As a majority of imported retail goods are shipped through West Coast terminals and gates, a successful contract negotiation is of critical interest to all in the supply chain.  It is now clear that a new agreement will not be reached without considerable disruption, having a contingency plan in place in case of a strike, lockout or long-term disruption will help your business mitigate inevitable supply chain disruptions. Below are some alternative steps you could take to safeguard your shipments.

  1. Scope your alternatives – Develop a backup plan with an experienced logistics provider to ensure the proper flow of merchandise.
  2. Choose alternate port routings – Look at routing shipments to Canadian and East Coast ports not affected by these activities.
  3. Consider moving products via sea-ground options and/or air freight to minimize the impact of increased costs. Air might be a good choice for critical time-sensitive products.
  4. Transload, truck, and intermodal – Be prepared to consider multiple means of transportation, utilizing truck and intermodal as needed to keep products moving.
  5. Prepare for likely delays and stoppages at the ports as the disruptions and diversions continue.
  6. Stay updated on the status of the negotiations – Pacific Customs Brokers is monitoring the situation and will continue to post updates to the Trade News section of our website as they become available.

How Pacific Customs Brokers can help

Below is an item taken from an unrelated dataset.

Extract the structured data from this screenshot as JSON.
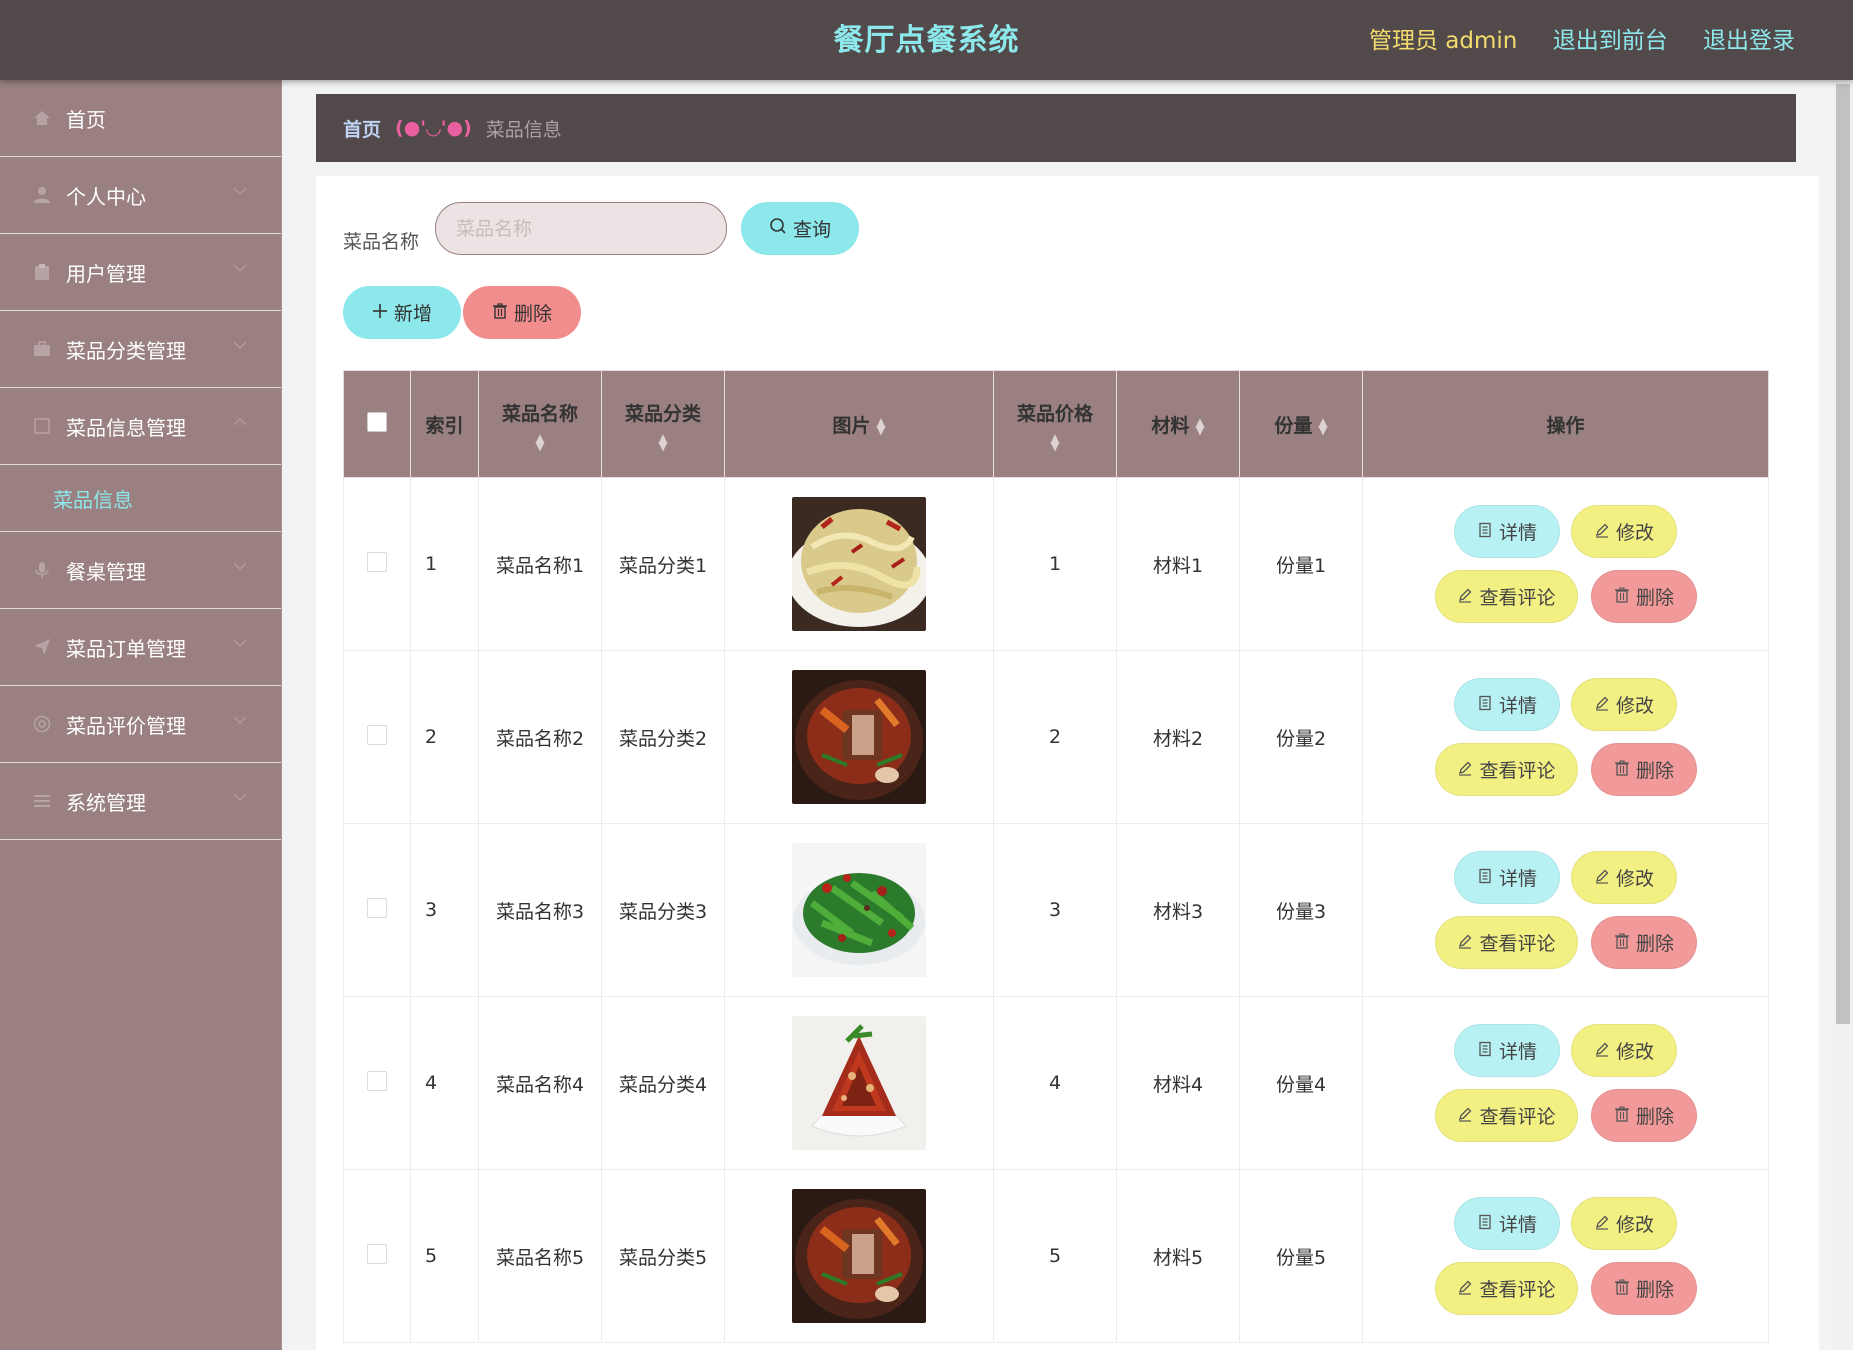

Additionally, our affiliated companies Pacific Overseas Forwarding and PCB Sufferance Warehouse can help you devise a customized backup plan. We offer solutions from cross docking and clearing your goods to transporting them down to your North American destination. U.S. exporters might look to use our bonded warehouse as a destination to ship overseas bound cargo for container loading. Contact us to learn how one of our logistics specialists can help you prepare your contingency plan.

 

Have questions or concerns about the potential U.S. West Coast port strike? Use the comments section below to leave us your thoughts or email Ask Your Broker.

 

Additional Resources: